Communication and Collaboration:
Students use digital media and environments to communicate and work collaboratively, including at a distance, to support individual learning and contribute to the learning of others. Students:
A. Interact, collaborate and publish with peers, experts or others employing a variety of digital environments and media.
B. Communicate information and ideas effectively to multiple audiences using a variety of media and formats.
C. Develop cultural understanding and global awareness by engaging with learners of other cultures.
D. Contribute to project teams to produce original works or solve problems.
Does that sound like the digital work being done in your classroom, school, district or state?!
If not, then it’s time to invest in programs like one here in my home state known as North Carolina in the World. Self-described as a “statewide collaborative effort to strengthen K-12 international education,” North Carolina in the World has worked diligently to “create a state plan to help prepare students to thrive in the global marketplace of the 21st Century.”
Together with the Center for International Understanding, North Carolina in the World is developing partnerships based on digital collaboration between schools in North Carolina and nations ranging from China to Mexico. Teachers and students in partnering schools are learning to use Web 2.0 tools like web-conferencing and wikis to connect kids across continents. Not only do these efforts help to build a general knowledge of other countries in our children, they are providing concrete opportunities to use technology in new ways.
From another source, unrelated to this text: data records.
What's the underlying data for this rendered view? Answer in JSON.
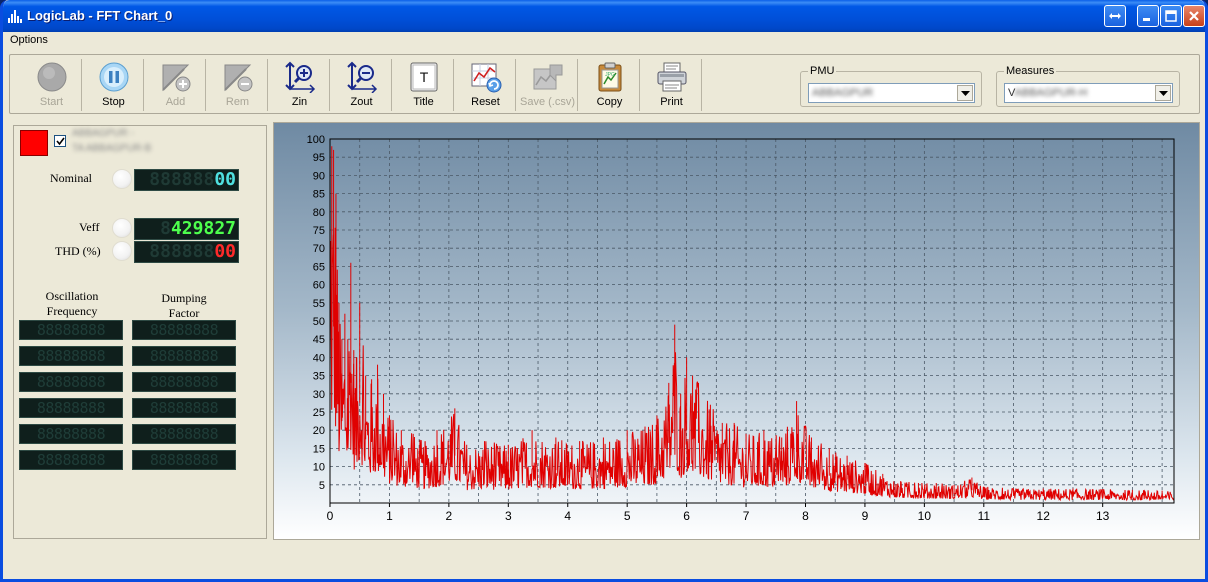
{
  "window": {
    "title": "LogicLab - FFT Chart_0"
  },
  "menu": {
    "options": "Options"
  },
  "toolbar": {
    "buttons": [
      {
        "label": "Start",
        "icon": "start-icon",
        "enabled": false
      },
      {
        "label": "Stop",
        "icon": "stop-icon",
        "enabled": true
      },
      {
        "label": "Add",
        "icon": "add-icon",
        "enabled": false
      },
      {
        "label": "Rem",
        "icon": "remove-icon",
        "enabled": false
      },
      {
        "label": "Zin",
        "icon": "zoom-in-icon",
        "enabled": true
      },
      {
        "label": "Zout",
        "icon": "zoom-out-icon",
        "enabled": true
      },
      {
        "label": "Title",
        "icon": "title-icon",
        "enabled": true
      },
      {
        "label": "Reset",
        "icon": "reset-icon",
        "enabled": true
      },
      {
        "label": "Save (.csv)",
        "icon": "save-csv-icon",
        "enabled": false
      },
      {
        "label": "Copy",
        "icon": "copy-icon",
        "enabled": true
      },
      {
        "label": "Print",
        "icon": "print-icon",
        "enabled": true
      }
    ],
    "pmu": {
      "label": "PMU",
      "value": "ABBAGPUR"
    },
    "measures": {
      "label": "Measures",
      "value_prefix": "V",
      "value_blurred": "ABBAGPUR-H"
    }
  },
  "left_panel": {
    "series_color": "#ff0000",
    "series_checked": true,
    "series_name_line1": "ABBAGPUR -",
    "series_name_line2": "TA ABBAGPUR-B",
    "nominal": {
      "label": "Nominal",
      "ghost": "888888",
      "value": "00"
    },
    "veff": {
      "label": "Veff",
      "ghost": "8",
      "value": "429827"
    },
    "thd": {
      "label": "THD (%)",
      "ghost": "888888",
      "value": "00"
    },
    "oscillation_header": "Oscillation Frequency",
    "damping_header": "Dumping Factor",
    "cell_placeholder": "88888888",
    "rows": 6
  },
  "colors": {
    "series": "#e00000",
    "lcd_cyan": "#4fe0e0",
    "lcd_green": "#4dff4d",
    "lcd_red": "#ff2a2a"
  },
  "chart_data": {
    "type": "line",
    "xlim": [
      0,
      14.2
    ],
    "ylim": [
      0,
      100
    ],
    "x_ticks": [
      0,
      1,
      2,
      3,
      4,
      5,
      6,
      7,
      8,
      9,
      10,
      11,
      12,
      13
    ],
    "y_ticks": [
      5,
      10,
      15,
      20,
      25,
      30,
      35,
      40,
      45,
      50,
      55,
      60,
      65,
      70,
      75,
      80,
      85,
      90,
      95,
      100
    ],
    "grid": true,
    "series": [
      {
        "color": "#e00000",
        "envelope": [
          [
            0.0,
            60
          ],
          [
            0.03,
            98
          ],
          [
            0.06,
            97
          ],
          [
            0.1,
            85
          ],
          [
            0.15,
            55
          ],
          [
            0.2,
            45
          ],
          [
            0.25,
            52
          ],
          [
            0.3,
            45
          ],
          [
            0.35,
            66
          ],
          [
            0.4,
            42
          ],
          [
            0.45,
            40
          ],
          [
            0.5,
            55
          ],
          [
            0.6,
            35
          ],
          [
            0.7,
            34
          ],
          [
            0.8,
            38
          ],
          [
            0.9,
            30
          ],
          [
            1.0,
            24
          ],
          [
            1.2,
            20
          ],
          [
            1.4,
            19
          ],
          [
            1.6,
            17
          ],
          [
            1.8,
            20
          ],
          [
            2.1,
            26
          ],
          [
            2.3,
            16
          ],
          [
            2.6,
            17
          ],
          [
            3.0,
            16
          ],
          [
            3.4,
            20
          ],
          [
            3.8,
            18
          ],
          [
            4.2,
            17
          ],
          [
            4.6,
            18
          ],
          [
            5.0,
            20
          ],
          [
            5.3,
            21
          ],
          [
            5.5,
            24
          ],
          [
            5.7,
            33
          ],
          [
            5.8,
            49
          ],
          [
            5.9,
            30
          ],
          [
            6.0,
            40
          ],
          [
            6.1,
            35
          ],
          [
            6.2,
            33
          ],
          [
            6.4,
            27
          ],
          [
            6.6,
            22
          ],
          [
            6.8,
            22
          ],
          [
            7.0,
            19
          ],
          [
            7.3,
            20
          ],
          [
            7.6,
            18
          ],
          [
            7.85,
            28
          ],
          [
            8.1,
            18
          ],
          [
            8.4,
            15
          ],
          [
            8.7,
            13
          ],
          [
            9.0,
            11
          ],
          [
            9.3,
            8
          ],
          [
            9.6,
            6
          ],
          [
            9.9,
            5.5
          ],
          [
            10.2,
            5.5
          ],
          [
            10.5,
            5
          ],
          [
            10.8,
            7
          ],
          [
            11.0,
            4.5
          ],
          [
            11.5,
            4
          ],
          [
            12.0,
            4
          ],
          [
            12.5,
            4
          ],
          [
            13.0,
            3.8
          ],
          [
            13.5,
            3.6
          ],
          [
            14.0,
            3.4
          ],
          [
            14.2,
            3.2
          ]
        ]
      }
    ]
  }
}
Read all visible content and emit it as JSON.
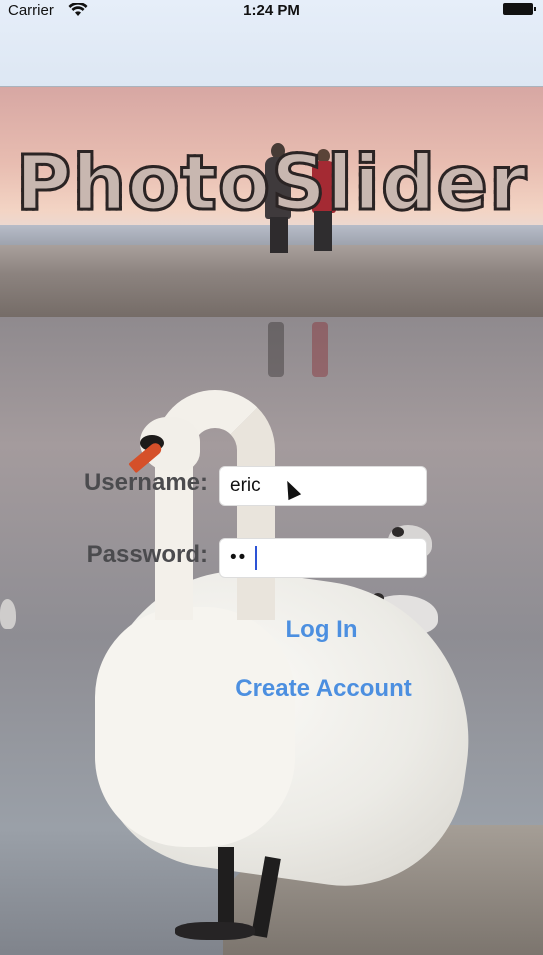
{
  "status_bar": {
    "carrier": "Carrier",
    "time": "1:24 PM",
    "wifi_icon": "wifi-icon",
    "battery_icon": "battery-icon"
  },
  "app": {
    "logo_text": "PhotoSlider"
  },
  "form": {
    "username_label": "Username:",
    "username_value": "eric",
    "password_label": "Password:",
    "password_masked": "••"
  },
  "actions": {
    "login_label": "Log In",
    "create_account_label": "Create Account"
  },
  "colors": {
    "accent": "#4c8fe0",
    "label": "#4b4b4e"
  }
}
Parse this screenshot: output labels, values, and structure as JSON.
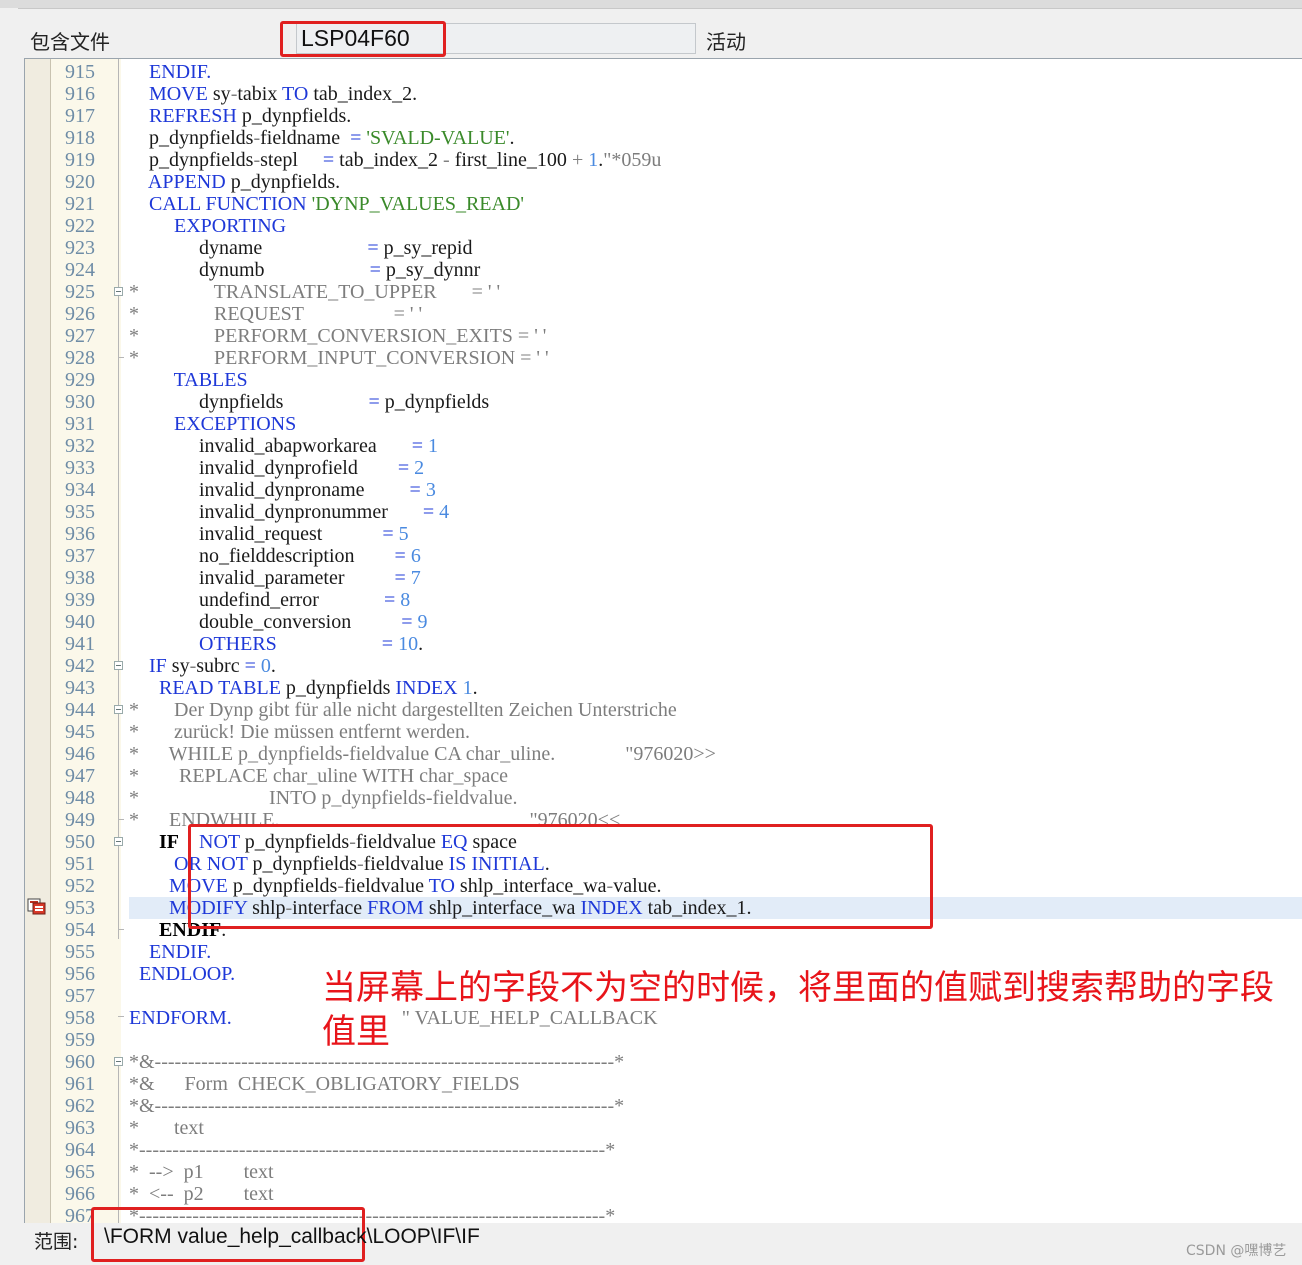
{
  "header": {
    "include_label": "包含文件",
    "include_value": "LSP04F60",
    "status": "活动"
  },
  "editor": {
    "breakpoint_line": "953",
    "lines": [
      {
        "n": "915",
        "t": [
          [
            "k",
            "    ENDIF."
          ]
        ]
      },
      {
        "n": "916",
        "t": [
          [
            "k",
            "    MOVE"
          ],
          [
            "p",
            " sy"
          ],
          [
            "c",
            "-"
          ],
          [
            "p",
            "tabix "
          ],
          [
            "k",
            "TO"
          ],
          [
            "p",
            " tab_index_2."
          ]
        ]
      },
      {
        "n": "917",
        "t": [
          [
            "k",
            "    REFRESH"
          ],
          [
            "p",
            " p_dynpfields."
          ]
        ]
      },
      {
        "n": "918",
        "t": [
          [
            "p",
            "    p_dynpfields"
          ],
          [
            "c",
            "-"
          ],
          [
            "p",
            "fieldname  "
          ],
          [
            "k",
            "="
          ],
          [
            "p",
            " "
          ],
          [
            "s",
            "'SVALD-VALUE'"
          ],
          [
            "p",
            "."
          ]
        ]
      },
      {
        "n": "919",
        "t": [
          [
            "p",
            "    p_dynpfields"
          ],
          [
            "c",
            "-"
          ],
          [
            "p",
            "stepl     "
          ],
          [
            "k",
            "="
          ],
          [
            "p",
            " tab_index_2 "
          ],
          [
            "c",
            "-"
          ],
          [
            "p",
            " first_line_100 "
          ],
          [
            "c",
            "+"
          ],
          [
            "p",
            " "
          ],
          [
            "n",
            "1"
          ],
          [
            "p",
            "."
          ],
          [
            "cm",
            "\"*059u"
          ]
        ]
      },
      {
        "n": "920",
        "t": [
          [
            "k",
            "    APPEND"
          ],
          [
            "p",
            " p_dynpfields."
          ]
        ]
      },
      {
        "n": "921",
        "t": [
          [
            "k",
            "    CALL FUNCTION"
          ],
          [
            "p",
            " "
          ],
          [
            "s",
            "'DYNP_VALUES_READ'"
          ]
        ]
      },
      {
        "n": "922",
        "t": [
          [
            "k",
            "         EXPORTING"
          ]
        ]
      },
      {
        "n": "923",
        "t": [
          [
            "p",
            "              dyname                     "
          ],
          [
            "k",
            "="
          ],
          [
            "p",
            " p_sy_repid"
          ]
        ]
      },
      {
        "n": "924",
        "t": [
          [
            "p",
            "              dynumb                     "
          ],
          [
            "k",
            "="
          ],
          [
            "p",
            " p_sy_dynnr"
          ]
        ]
      },
      {
        "n": "925",
        "t": [
          [
            "cm",
            "*               TRANSLATE_TO_UPPER       = ' '"
          ]
        ]
      },
      {
        "n": "926",
        "t": [
          [
            "cm",
            "*               REQUEST                  = ' '"
          ]
        ]
      },
      {
        "n": "927",
        "t": [
          [
            "cm",
            "*               PERFORM_CONVERSION_EXITS = ' '"
          ]
        ]
      },
      {
        "n": "928",
        "t": [
          [
            "cm",
            "*               PERFORM_INPUT_CONVERSION = ' '"
          ]
        ]
      },
      {
        "n": "929",
        "t": [
          [
            "k",
            "         TABLES"
          ]
        ]
      },
      {
        "n": "930",
        "t": [
          [
            "p",
            "              dynpfields                 "
          ],
          [
            "k",
            "="
          ],
          [
            "p",
            " p_dynpfields"
          ]
        ]
      },
      {
        "n": "931",
        "t": [
          [
            "k",
            "         EXCEPTIONS"
          ]
        ]
      },
      {
        "n": "932",
        "t": [
          [
            "p",
            "              invalid_abapworkarea       "
          ],
          [
            "k",
            "="
          ],
          [
            "p",
            " "
          ],
          [
            "n",
            "1"
          ]
        ]
      },
      {
        "n": "933",
        "t": [
          [
            "p",
            "              invalid_dynprofield        "
          ],
          [
            "k",
            "="
          ],
          [
            "p",
            " "
          ],
          [
            "n",
            "2"
          ]
        ]
      },
      {
        "n": "934",
        "t": [
          [
            "p",
            "              invalid_dynproname         "
          ],
          [
            "k",
            "="
          ],
          [
            "p",
            " "
          ],
          [
            "n",
            "3"
          ]
        ]
      },
      {
        "n": "935",
        "t": [
          [
            "p",
            "              invalid_dynpronummer       "
          ],
          [
            "k",
            "="
          ],
          [
            "p",
            " "
          ],
          [
            "n",
            "4"
          ]
        ]
      },
      {
        "n": "936",
        "t": [
          [
            "p",
            "              invalid_request            "
          ],
          [
            "k",
            "="
          ],
          [
            "p",
            " "
          ],
          [
            "n",
            "5"
          ]
        ]
      },
      {
        "n": "937",
        "t": [
          [
            "p",
            "              no_fielddescription        "
          ],
          [
            "k",
            "="
          ],
          [
            "p",
            " "
          ],
          [
            "n",
            "6"
          ]
        ]
      },
      {
        "n": "938",
        "t": [
          [
            "p",
            "              invalid_parameter          "
          ],
          [
            "k",
            "="
          ],
          [
            "p",
            " "
          ],
          [
            "n",
            "7"
          ]
        ]
      },
      {
        "n": "939",
        "t": [
          [
            "p",
            "              undefind_error             "
          ],
          [
            "k",
            "="
          ],
          [
            "p",
            " "
          ],
          [
            "n",
            "8"
          ]
        ]
      },
      {
        "n": "940",
        "t": [
          [
            "p",
            "              double_conversion          "
          ],
          [
            "k",
            "="
          ],
          [
            "p",
            " "
          ],
          [
            "n",
            "9"
          ]
        ]
      },
      {
        "n": "941",
        "t": [
          [
            "k",
            "              OTHERS                     ="
          ],
          [
            "p",
            " "
          ],
          [
            "n",
            "10"
          ],
          [
            "p",
            "."
          ]
        ]
      },
      {
        "n": "942",
        "t": [
          [
            "k",
            "    IF"
          ],
          [
            "p",
            " sy"
          ],
          [
            "c",
            "-"
          ],
          [
            "p",
            "subrc "
          ],
          [
            "k",
            "="
          ],
          [
            "p",
            " "
          ],
          [
            "n",
            "0"
          ],
          [
            "p",
            "."
          ]
        ]
      },
      {
        "n": "943",
        "t": [
          [
            "k",
            "      READ TABLE"
          ],
          [
            "p",
            " p_dynpfields "
          ],
          [
            "k",
            "INDEX"
          ],
          [
            "p",
            " "
          ],
          [
            "n",
            "1"
          ],
          [
            "p",
            "."
          ]
        ]
      },
      {
        "n": "944",
        "t": [
          [
            "cm",
            "*       Der Dynp gibt für alle nicht dargestellten Zeichen Unterstriche"
          ]
        ]
      },
      {
        "n": "945",
        "t": [
          [
            "cm",
            "*       zurück! Die müssen entfernt werden."
          ]
        ]
      },
      {
        "n": "946",
        "t": [
          [
            "cm",
            "*      WHILE p_dynpfields-fieldvalue CA char_uline.              \"976020>>"
          ]
        ]
      },
      {
        "n": "947",
        "t": [
          [
            "cm",
            "*        REPLACE char_uline WITH char_space"
          ]
        ]
      },
      {
        "n": "948",
        "t": [
          [
            "cm",
            "*                          INTO p_dynpfields-fieldvalue."
          ]
        ]
      },
      {
        "n": "949",
        "t": [
          [
            "cm",
            "*      ENDWHILE.                                                  \"976020<<"
          ]
        ]
      },
      {
        "n": "950",
        "t": [
          [
            "b",
            "      IF"
          ],
          [
            "p",
            "    "
          ],
          [
            "k",
            "NOT"
          ],
          [
            "p",
            " p_dynpfields"
          ],
          [
            "c",
            "-"
          ],
          [
            "p",
            "fieldvalue "
          ],
          [
            "k",
            "EQ"
          ],
          [
            "p",
            " space"
          ]
        ]
      },
      {
        "n": "951",
        "t": [
          [
            "k",
            "         OR NOT"
          ],
          [
            "p",
            " p_dynpfields"
          ],
          [
            "c",
            "-"
          ],
          [
            "p",
            "fieldvalue "
          ],
          [
            "k",
            "IS INITIAL"
          ],
          [
            "p",
            "."
          ]
        ]
      },
      {
        "n": "952",
        "t": [
          [
            "k",
            "        MOVE"
          ],
          [
            "p",
            " p_dynpfields"
          ],
          [
            "c",
            "-"
          ],
          [
            "p",
            "fieldvalue "
          ],
          [
            "k",
            "TO"
          ],
          [
            "p",
            " shlp_interface_wa"
          ],
          [
            "c",
            "-"
          ],
          [
            "p",
            "value."
          ]
        ]
      },
      {
        "n": "953",
        "t": [
          [
            "k",
            "        MODIFY"
          ],
          [
            "p",
            " shlp"
          ],
          [
            "c",
            "-"
          ],
          [
            "p",
            "interface "
          ],
          [
            "k",
            "FROM"
          ],
          [
            "p",
            " shlp_interface_wa "
          ],
          [
            "k",
            "INDEX"
          ],
          [
            "p",
            " tab_index_1."
          ]
        ]
      },
      {
        "n": "954",
        "t": [
          [
            "b",
            "      ENDIF"
          ],
          [
            "p",
            "."
          ]
        ]
      },
      {
        "n": "955",
        "t": [
          [
            "k",
            "    ENDIF."
          ]
        ]
      },
      {
        "n": "956",
        "t": [
          [
            "k",
            "  ENDLOOP."
          ]
        ]
      },
      {
        "n": "957",
        "t": []
      },
      {
        "n": "958",
        "t": [
          [
            "k",
            "ENDFORM."
          ],
          [
            "cm",
            "                                  \" VALUE_HELP_CALLBACK"
          ]
        ]
      },
      {
        "n": "959",
        "t": []
      },
      {
        "n": "960",
        "t": [
          [
            "cm",
            "*&---------------------------------------------------------------------*"
          ]
        ]
      },
      {
        "n": "961",
        "t": [
          [
            "cm",
            "*&      Form  CHECK_OBLIGATORY_FIELDS"
          ]
        ]
      },
      {
        "n": "962",
        "t": [
          [
            "cm",
            "*&---------------------------------------------------------------------*"
          ]
        ]
      },
      {
        "n": "963",
        "t": [
          [
            "cm",
            "*       text"
          ]
        ]
      },
      {
        "n": "964",
        "t": [
          [
            "cm",
            "*----------------------------------------------------------------------*"
          ]
        ]
      },
      {
        "n": "965",
        "t": [
          [
            "cm",
            "*  -->  p1        text"
          ]
        ]
      },
      {
        "n": "966",
        "t": [
          [
            "cm",
            "*  <--  p2        text"
          ]
        ]
      },
      {
        "n": "967",
        "t": [
          [
            "cm",
            "*----------------------------------------------------------------------*"
          ]
        ]
      }
    ]
  },
  "annotation": "当屏幕上的字段不为空的时候，将里面的值赋到搜索帮助的字段值里",
  "statusbar": {
    "scope_label": "范围:",
    "scope_value": "\\FORM value_help_callback\\LOOP\\IF\\IF"
  },
  "watermark": "CSDN @嘿博艺",
  "colors": {
    "keyword": "#1e38d8",
    "string": "#3a8a2a",
    "number": "#4a8ae0",
    "comment": "#7d7d7d",
    "highlight_box": "#e02020",
    "annotation_text": "#e8141a"
  }
}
The work of North Carolina in the World—like many of the other innovative educational efforts in our state—is widely recognized and celebrated as essential by leading educators and businessmen in our community. Consider the thoughts of John Black, 2004 North Carolina Principal of the Year and NC in the World advocate:
“We have to teach our kids what it is to live and work in a global society. By the time they join the work world, they’ll be working not only with people from other countries, but businesses from other countries, whether they are in marketing, engineering or furniture making.”
Black’s thoughts were echoed by Tom Rabon—the Executive Vice President of Corporate Affairs at Red Hat—who wrote:
“We are a global community. If we can create partnerships with people who are different from us and are arguably our competitors, this will lead to a stronger economy in North Carolina.”
The time has come for schools and districts to pair efforts to develop international understanding with the digital tools and technologies that are connecting continents. Organizations like North Carolina in the World are uniquely qualified to support such efforts—and should draw recognition from those who develop the policies that affect our classrooms.
After all, until we get to the point where every child is prepared to accept a place in a rapidly changing world, we will have failed in our charge to leave no child behind.